YANGON (Reuters) - A policeman in Myanmar fled the scene of a deadly mob attack on Rohingya Muslims that has put the troubled western state of Rakhine on edge, two police officials said on Wednesday.
A group of Rakhine Buddhists threw bricks at Rohingya men in the state capital of Sittwe on Tuesday, killing one - identified as Maung Nu, also known as Monir Ahmad, 55 - the office of State Counsellor Aung San Suu Kyi said in a statement.
Two police officers told Reuters an unarmed junior policeman was with the Muslim men at the time of the attack but was unable to protect them from the mob.
"We questioned the young policeman. He said he tried to stop them but he wasn't able to and ran away back to the police station," said Colonel Myo Thu Soe, spokesman for the home affairs ministry in the capital, Naypyitaw.
No one had been arrested for the attack, but an investigation was going on, he said.
Rakhine State has seen the most serious religious violence in predominantly Buddhist Myanmar since the military began to end its decades of strict rule, with hundreds of Rohingya Muslims killed and more than 140,000 people displaced there in communal unrest in 2012.
Suu Kyi, who came to power last year as part of the transition from military rule, has emphasised the importance of the rule of law in solving conflict between Buddhists and minority Muslims.
Tension has been running high in the state since an army crackdown in response to Rohingya insurgent attacks in October, but Sittwe has not seen a repeat of the communal clashes of 2012.
On Tuesday, seven Muslim men had travelled into Sittwe from a camp on its outskirts housing people displaced in 2012. They got into an argument with a Buddhist ethnic Rakhine man over the purchase of a boat, attracting the attention of residents who began to attack them.
"The people didn’t attack the police because he's the same race," said Lieutenant Colonel Win Naung of Sittwe district police.
Myanmar does not recognise the more than 1 million Rohingya Muslims in Rakhine as citizens.

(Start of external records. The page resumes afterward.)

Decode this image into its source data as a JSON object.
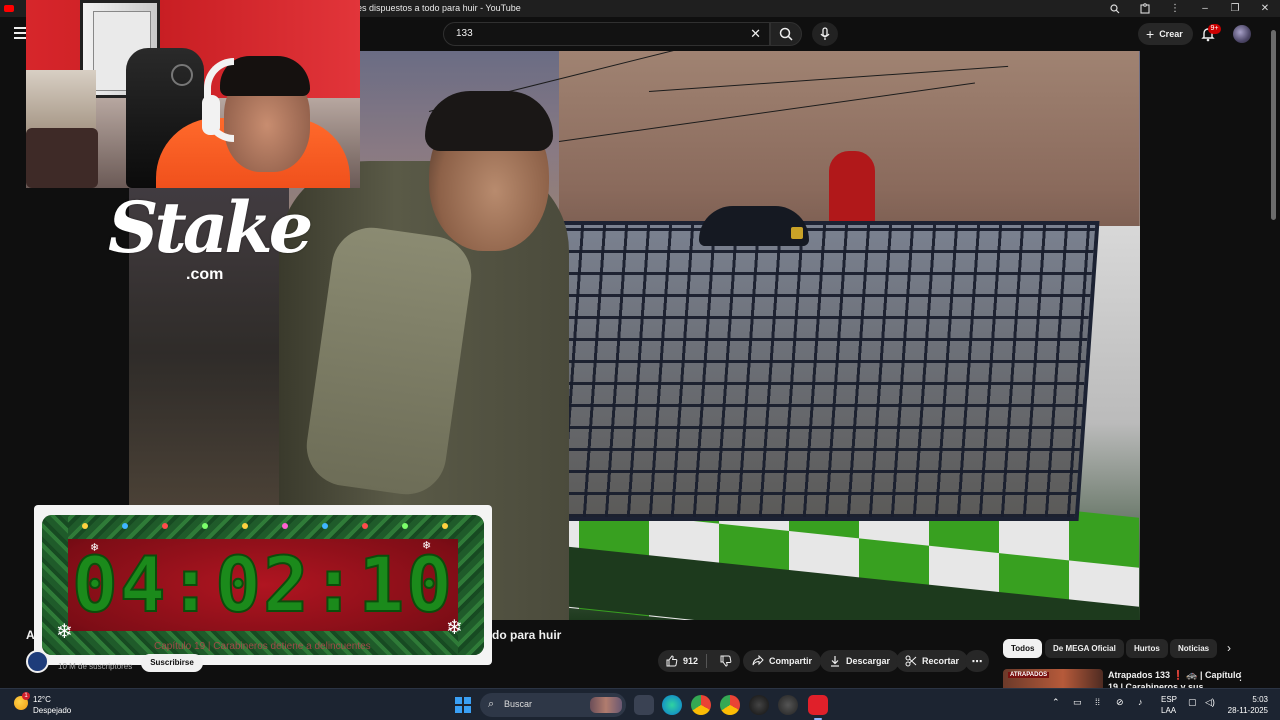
{
  "browser": {
    "tab_title": "es dispuestos a todo para huir - YouTube",
    "controls": {
      "extensions_icon": "puzzle-icon",
      "minimize": "–",
      "restore": "❐",
      "close": "✕"
    }
  },
  "youtube": {
    "search_value": "133",
    "create_label": "Crear",
    "notifications_badge": "9+"
  },
  "overlays": {
    "stake_word": "Stake",
    "stake_domain": ".com",
    "timer": "04:02:10",
    "timer_subtitle": "Capítulo 19 | Carabineros detiene a delincuentes"
  },
  "video_meta": {
    "title_start": "A",
    "title_end": "do para huir",
    "subscribers": "10 M de suscriptores",
    "subscribe_label": "Suscribirse",
    "likes": "912",
    "share_label": "Compartir",
    "download_label": "Descargar",
    "clip_label": "Recortar",
    "more_label": "⋯"
  },
  "related": {
    "chips": [
      "Todos",
      "De MEGA Oficial",
      "Hurtos",
      "Noticias"
    ],
    "first_video": {
      "thumb_tag": "ATRAPADOS",
      "title_line1": "Atrapados 133 ❗ 🚓 | Capítulo",
      "title_line2": "19 | Carabineros y sus"
    }
  },
  "taskbar": {
    "temperature": "12°C",
    "condition": "Despejado",
    "weather_badge": "1",
    "search_label": "Buscar",
    "lang_line1": "ESP",
    "lang_line2": "LAA",
    "time": "5:03",
    "date": "28-11-2025"
  },
  "colors": {
    "youtube_red": "#ff0000",
    "timer_green": "#1b8a1b",
    "taskbar_bg": "#1c2431"
  }
}
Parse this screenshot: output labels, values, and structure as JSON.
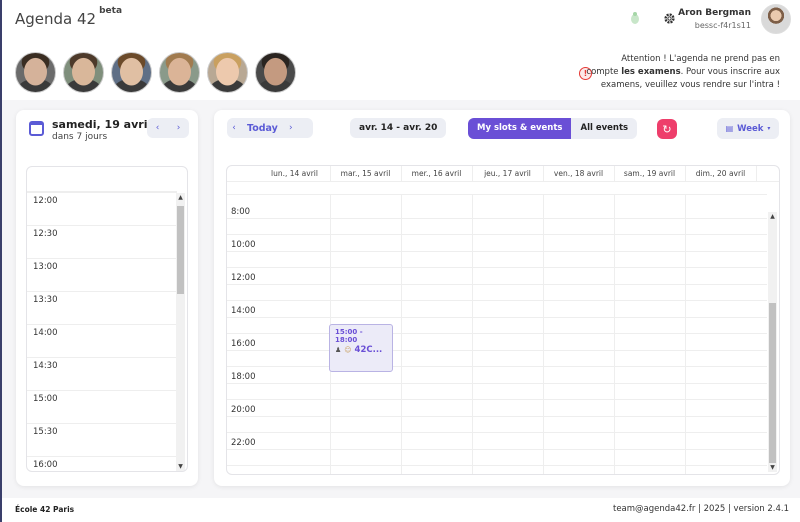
{
  "header": {
    "title": "Agenda 42",
    "badge": "beta",
    "user": {
      "name": "Aron Bergman",
      "login": "bessc-f4r1s11"
    },
    "settings_icon": "gear-icon",
    "extra_icon": "bug-icon"
  },
  "friends": [
    {
      "name": "friend-1",
      "skin": "#d5b29a",
      "bg": "#6b6b6b",
      "hair": "#3a2d22"
    },
    {
      "name": "friend-2",
      "skin": "#d9b79a",
      "bg": "#7f8f7c",
      "hair": "#4d3a2a"
    },
    {
      "name": "friend-3",
      "skin": "#e0bfa3",
      "bg": "#5f6f86",
      "hair": "#6b4a2a"
    },
    {
      "name": "friend-4",
      "skin": "#dbb497",
      "bg": "#8a9a8a",
      "hair": "#a17b4f"
    },
    {
      "name": "friend-5",
      "skin": "#edc9ad",
      "bg": "#b8a894",
      "hair": "#c9a060"
    },
    {
      "name": "friend-6",
      "skin": "#c49a80",
      "bg": "#4a4a4a",
      "hair": "#2a2420"
    }
  ],
  "warning": {
    "line1": "Attention ! L'agenda ne prend pas en",
    "line2a": "compte ",
    "line2b": "les examens",
    "line2c": ". Pour vous inscrire aux",
    "line3": "examens, veuillez vous rendre sur l'intra !"
  },
  "left_panel": {
    "date": "samedi, 19 avril",
    "relative": "dans 7 jours",
    "times": [
      "12:00",
      "12:30",
      "13:00",
      "13:30",
      "14:00",
      "14:30",
      "15:00",
      "15:30",
      "16:00"
    ]
  },
  "toolbar": {
    "today": "Today",
    "range": "avr. 14 - avr. 20",
    "my_slots": "My slots & events",
    "all_events": "All events",
    "view": "Week"
  },
  "calendar": {
    "days": [
      "lun., 14 avril",
      "mar., 15 avril",
      "mer., 16 avril",
      "jeu., 17 avril",
      "ven., 18 avril",
      "sam., 19 avril",
      "dim., 20 avril"
    ],
    "hours": [
      "8:00",
      "10:00",
      "12:00",
      "14:00",
      "16:00",
      "18:00",
      "20:00",
      "22:00"
    ],
    "event": {
      "time": "15:00 - 18:00",
      "title": "42C..."
    }
  },
  "footer": {
    "school": "École 42 Paris",
    "info": "team@agenda42.fr | 2025 | version 2.4.1"
  }
}
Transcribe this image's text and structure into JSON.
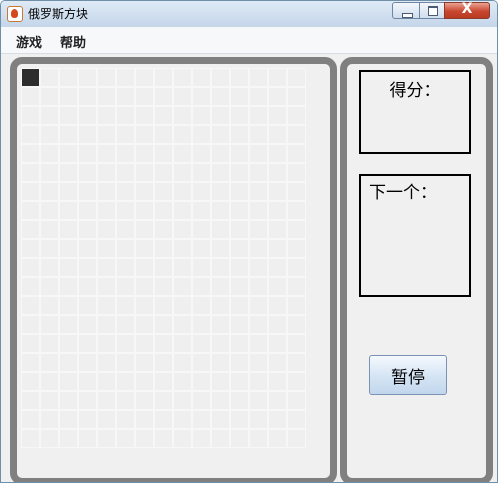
{
  "window": {
    "title": "俄罗斯方块",
    "close_symbol": "X",
    "icon": "java-cup-icon"
  },
  "menubar": {
    "items": [
      {
        "label": "游戏"
      },
      {
        "label": "帮助"
      }
    ]
  },
  "game_board": {
    "cols": 15,
    "rows": 20,
    "active_cells": [
      {
        "col": 0,
        "row": 0
      }
    ]
  },
  "side_panel": {
    "score_label": "得分：",
    "next_label": "下一个：",
    "pause_label": "暂停"
  },
  "colors": {
    "frame": "#808080",
    "block": "#2d2d2d",
    "background": "#f0f0f0"
  }
}
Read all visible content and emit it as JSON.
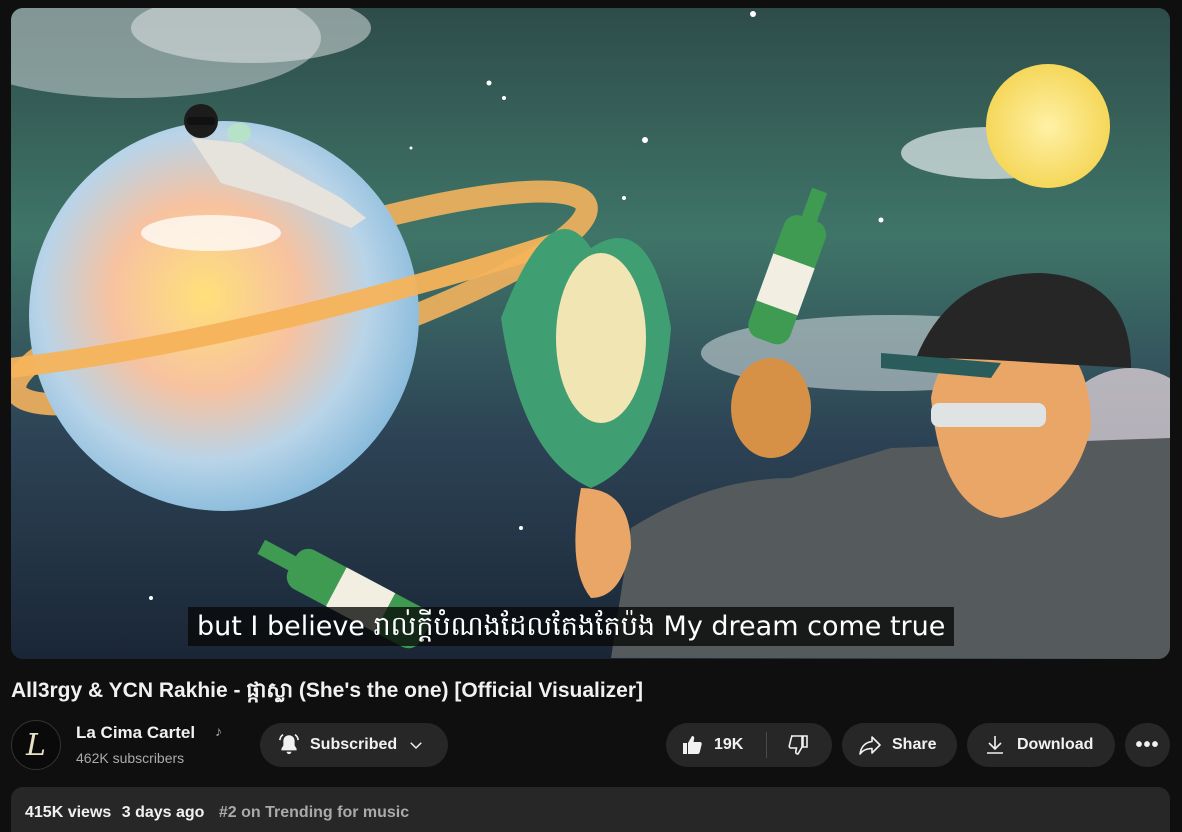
{
  "video": {
    "subtitle": "but I believe រាល់ក្តីបំណងដែលតែងតែប៉ង My dream come true",
    "title": "All3rgy & YCN Rakhie - ផ្កាស្លា (She's the one) [Official Visualizer]"
  },
  "channel": {
    "avatar_letter": "L",
    "name": "La Cima Cartel",
    "badge_icon": "music-note-icon",
    "subscribers": "462K subscribers"
  },
  "actions": {
    "subscribed_label": "Subscribed",
    "like_count": "19K",
    "share_label": "Share",
    "download_label": "Download",
    "more_label": "•••"
  },
  "description": {
    "views": "415K views",
    "age": "3 days ago",
    "trending": "#2 on Trending for music"
  },
  "colors": {
    "background": "#0f0f0f",
    "button_bg": "#272727",
    "text_primary": "#f1f1f1",
    "text_secondary": "#aaaaaa"
  }
}
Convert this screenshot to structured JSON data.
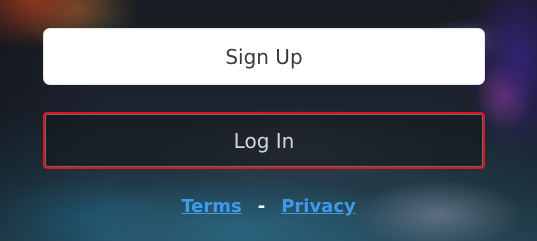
{
  "actions": {
    "signup_label": "Sign Up",
    "login_label": "Log In"
  },
  "footer": {
    "terms_label": "Terms",
    "separator": "-",
    "privacy_label": "Privacy"
  },
  "colors": {
    "login_border": "#e3111b",
    "link": "#3f9bea",
    "signup_bg": "#ffffff"
  }
}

Many in Myanmar consider the them illegal immigrants from Bangladesh.
Myo Thu Soe said the policeman on the scene was unarmed and inexperienced and unable to protect the Rohingya men.
Despite the fact they had a police escort, Myo Thu Soe said the Muslim men were not authorised to travel to the area.
Since the 2012 violence the city's Muslims have been confined to camps or a single city ward, unable to travel freely without a police escort.
(Writing by Simon Lewis)